THE TASK:
Exact copies of all the records are to be output.

- - - - - - -

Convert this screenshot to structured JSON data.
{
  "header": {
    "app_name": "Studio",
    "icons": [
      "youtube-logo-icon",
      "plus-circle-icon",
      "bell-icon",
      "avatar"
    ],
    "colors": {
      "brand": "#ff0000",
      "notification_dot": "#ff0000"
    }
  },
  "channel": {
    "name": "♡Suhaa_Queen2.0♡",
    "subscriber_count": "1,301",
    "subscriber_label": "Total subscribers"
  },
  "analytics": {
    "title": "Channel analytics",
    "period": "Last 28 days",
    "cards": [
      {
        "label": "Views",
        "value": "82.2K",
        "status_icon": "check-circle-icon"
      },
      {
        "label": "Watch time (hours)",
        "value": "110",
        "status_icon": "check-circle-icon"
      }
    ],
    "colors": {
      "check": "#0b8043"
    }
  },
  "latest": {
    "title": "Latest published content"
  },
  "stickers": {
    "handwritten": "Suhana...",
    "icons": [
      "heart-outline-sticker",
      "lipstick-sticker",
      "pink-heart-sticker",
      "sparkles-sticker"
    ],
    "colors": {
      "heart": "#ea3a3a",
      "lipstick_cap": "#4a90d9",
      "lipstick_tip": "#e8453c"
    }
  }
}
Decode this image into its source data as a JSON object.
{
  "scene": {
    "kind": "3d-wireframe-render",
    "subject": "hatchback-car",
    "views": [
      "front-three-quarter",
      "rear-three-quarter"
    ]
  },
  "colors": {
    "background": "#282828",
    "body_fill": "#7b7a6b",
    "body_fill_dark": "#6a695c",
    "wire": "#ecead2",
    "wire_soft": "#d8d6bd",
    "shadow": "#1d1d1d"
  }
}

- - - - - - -

SOLUTION TO THIS EXERCISE:
Convert this screenshot to structured JSON data.
{
  "header": {
    "app_name": "Studio",
    "icons": [
      "youtube-logo-icon",
      "plus-circle-icon",
      "bell-icon",
      "avatar"
    ],
    "colors": {
      "brand": "#ff0000",
      "notification_dot": "#ff0000"
    }
  },
  "channel": {
    "name": "♡Suhaa_Queen2.0♡",
    "subscriber_count": "1,301",
    "subscriber_label": "Total subscribers"
  },
  "analytics": {
    "title": "Channel analytics",
    "period": "Last 28 days",
    "cards": [
      {
        "label": "Views",
        "value": "82.2K",
        "status_icon": "check-circle-icon"
      },
      {
        "label": "Watch time (hours)",
        "value": "110",
        "status_icon": "check-circle-icon"
      }
    ],
    "colors": {
      "check": "#0b8043"
    }
  },
  "latest": {
    "title": "Latest published content"
  },
  "stickers": {
    "handwritten": "Suhana...",
    "icons": [
      "heart-outline-sticker",
      "lipstick-sticker",
      "pink-heart-sticker",
      "sparkles-sticker"
    ],
    "colors": {
      "heart": "#ea3a3a",
      "lipstick_cap": "#4a90d9",
      "lipstick_tip": "#e8453c"
    }
  }
}
Decode this image into its source data as a JSON object.
{
  "scene": {
    "kind": "3d-wireframe-render",
    "subject": "hatchback-car",
    "views": [
      "front-three-quarter",
      "rear-three-quarter"
    ]
  },
  "colors": {
    "background": "#282828",
    "body_fill": "#7b7a6b",
    "body_fill_dark": "#6a695c",
    "wire": "#ecead2",
    "wire_soft": "#d8d6bd",
    "shadow": "#1d1d1d"
  }
}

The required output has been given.